- TASK OBJECTIVE
Repeat, exactly as written, all of the entries, but not their pictures.

- DATA EXTRACT

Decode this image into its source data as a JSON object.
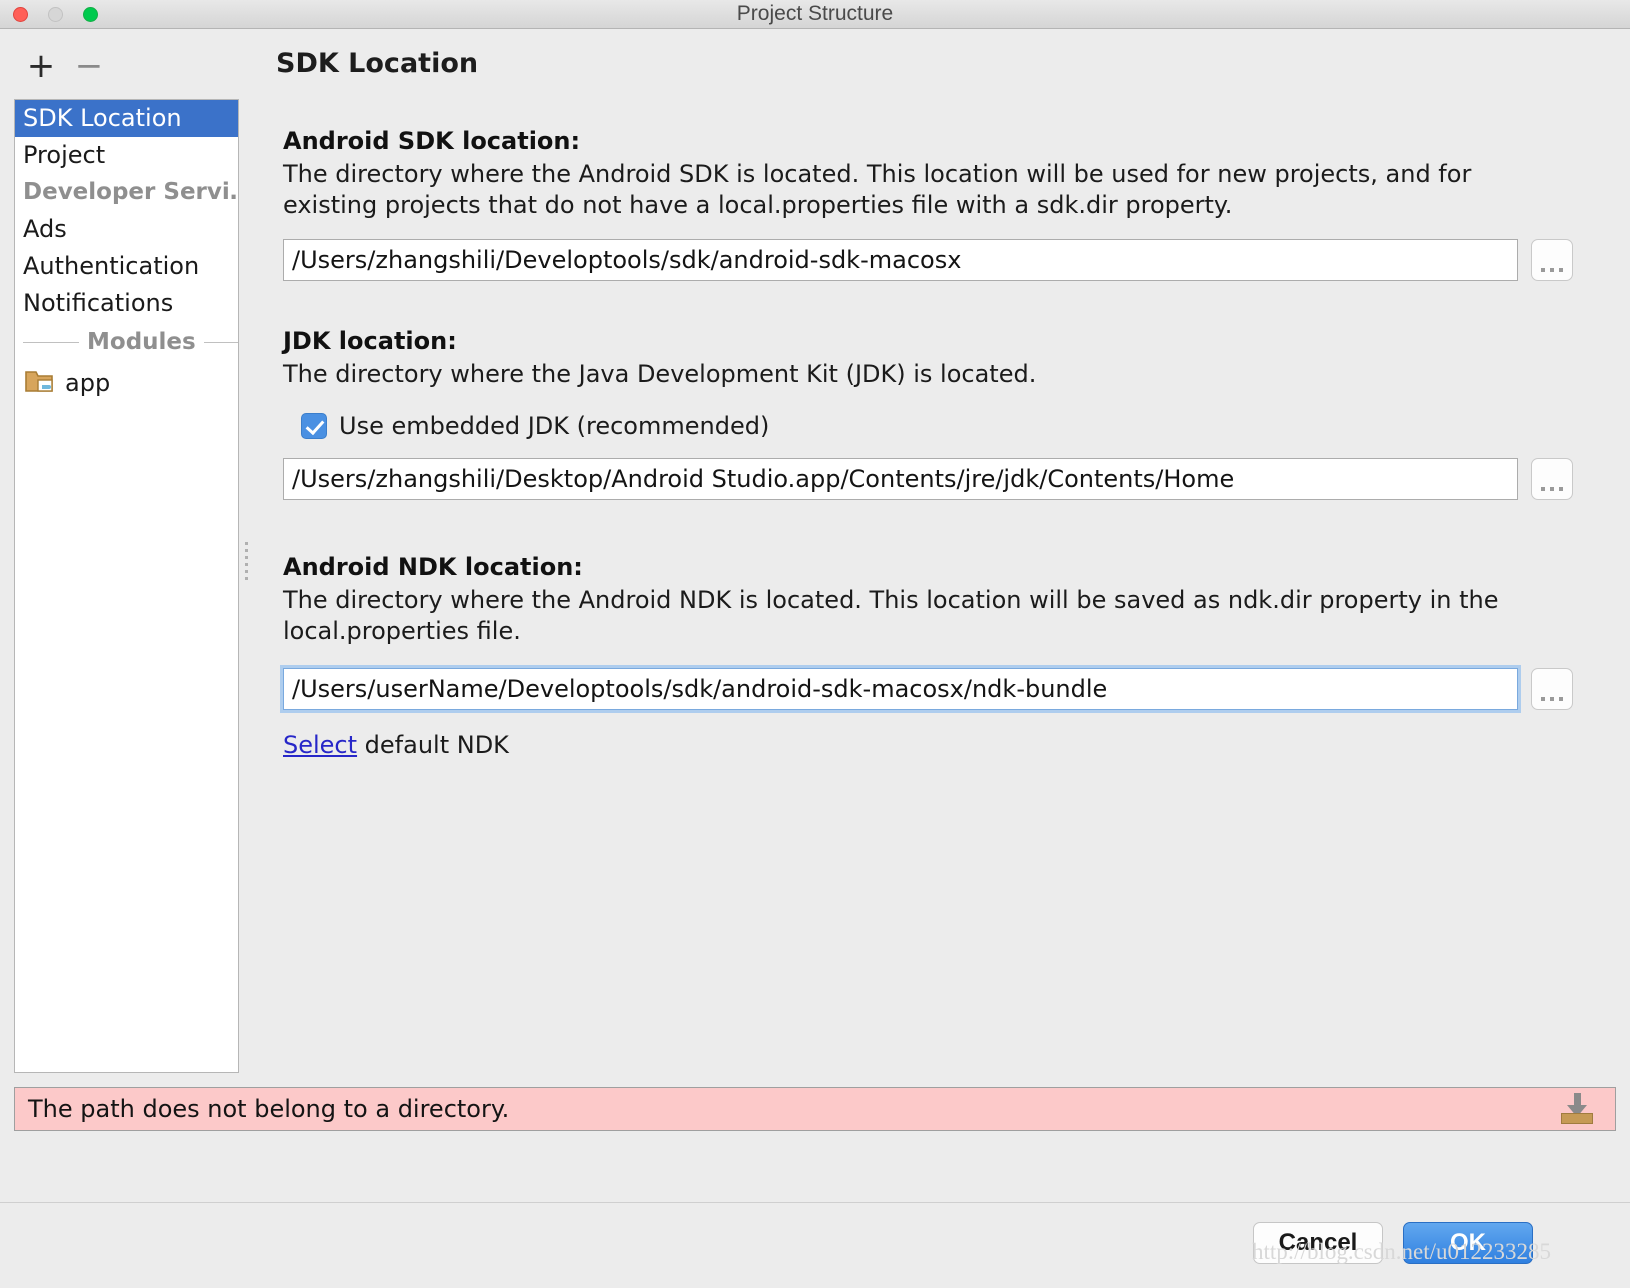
{
  "window": {
    "title": "Project Structure",
    "traffic_lights": [
      "close",
      "minimize",
      "maximize"
    ]
  },
  "left_toolbar": {
    "add_label": "+",
    "remove_label": "−"
  },
  "sidebar": {
    "items": [
      {
        "label": "SDK Location",
        "selected": true,
        "kind": "item"
      },
      {
        "label": "Project",
        "selected": false,
        "kind": "item"
      },
      {
        "label": "Developer Servi…",
        "selected": false,
        "kind": "group-head"
      },
      {
        "label": "Ads",
        "selected": false,
        "kind": "item"
      },
      {
        "label": "Authentication",
        "selected": false,
        "kind": "item"
      },
      {
        "label": "Notifications",
        "selected": false,
        "kind": "item"
      }
    ],
    "modules_separator_label": "Modules",
    "modules": [
      {
        "label": "app",
        "icon": "module-folder-icon"
      }
    ]
  },
  "main": {
    "page_title": "SDK Location",
    "sections": [
      {
        "title": "Android SDK location:",
        "description": "The directory where the Android SDK is located. This location will be used for new projects, and for existing projects that do not have a local.properties file with a sdk.dir property.",
        "field_value": "/Users/zhangshili/Developtools/sdk/android-sdk-macosx",
        "field_placeholder": "",
        "browse_label": "..."
      },
      {
        "title": "JDK location:",
        "description": "The directory where the Java Development Kit (JDK) is located.",
        "checkbox_label": "Use embedded JDK (recommended)",
        "checkbox_checked": true,
        "field_value": "/Users/zhangshili/Desktop/Android Studio.app/Contents/jre/jdk/Contents/Home",
        "field_placeholder": "",
        "browse_label": "..."
      },
      {
        "title": "Android NDK location:",
        "description": "The directory where the Android NDK is located. This location will be saved as ndk.dir property in the local.properties file.",
        "field_value": "/Users/userName/Developtools/sdk/android-sdk-macosx/ndk-bundle",
        "field_placeholder": "",
        "browse_label": "...",
        "link_text": "Select",
        "link_suffix": " default NDK"
      }
    ]
  },
  "status": {
    "error_message": "The path does not belong to a directory.",
    "error_bg": "#fcc9c9",
    "icon": "import-tray-icon"
  },
  "footer": {
    "cancel_label": "Cancel",
    "ok_label": "OK",
    "ok_accent": "#2f80e0"
  },
  "watermark": {
    "text": "http://blog.csdn.net/u012233285"
  }
}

- YOUR RESPONSE
Decode this image into its source data as a JSON object.
{
  "window": {
    "title": "Project Structure",
    "traffic_lights": [
      "close",
      "minimize",
      "maximize"
    ]
  },
  "left_toolbar": {
    "add_label": "+",
    "remove_label": "−"
  },
  "sidebar": {
    "items": [
      {
        "label": "SDK Location",
        "selected": true,
        "kind": "item"
      },
      {
        "label": "Project",
        "selected": false,
        "kind": "item"
      },
      {
        "label": "Developer Servi…",
        "selected": false,
        "kind": "group-head"
      },
      {
        "label": "Ads",
        "selected": false,
        "kind": "item"
      },
      {
        "label": "Authentication",
        "selected": false,
        "kind": "item"
      },
      {
        "label": "Notifications",
        "selected": false,
        "kind": "item"
      }
    ],
    "modules_separator_label": "Modules",
    "modules": [
      {
        "label": "app",
        "icon": "module-folder-icon"
      }
    ]
  },
  "main": {
    "page_title": "SDK Location",
    "sections": [
      {
        "title": "Android SDK location:",
        "description": "The directory where the Android SDK is located. This location will be used for new projects, and for existing projects that do not have a local.properties file with a sdk.dir property.",
        "field_value": "/Users/zhangshili/Developtools/sdk/android-sdk-macosx",
        "field_placeholder": "",
        "browse_label": "..."
      },
      {
        "title": "JDK location:",
        "description": "The directory where the Java Development Kit (JDK) is located.",
        "checkbox_label": "Use embedded JDK (recommended)",
        "checkbox_checked": true,
        "field_value": "/Users/zhangshili/Desktop/Android Studio.app/Contents/jre/jdk/Contents/Home",
        "field_placeholder": "",
        "browse_label": "..."
      },
      {
        "title": "Android NDK location:",
        "description": "The directory where the Android NDK is located. This location will be saved as ndk.dir property in the local.properties file.",
        "field_value": "/Users/userName/Developtools/sdk/android-sdk-macosx/ndk-bundle",
        "field_placeholder": "",
        "browse_label": "...",
        "link_text": "Select",
        "link_suffix": " default NDK"
      }
    ]
  },
  "status": {
    "error_message": "The path does not belong to a directory.",
    "error_bg": "#fcc9c9",
    "icon": "import-tray-icon"
  },
  "footer": {
    "cancel_label": "Cancel",
    "ok_label": "OK",
    "ok_accent": "#2f80e0"
  },
  "watermark": {
    "text": "http://blog.csdn.net/u012233285"
  }
}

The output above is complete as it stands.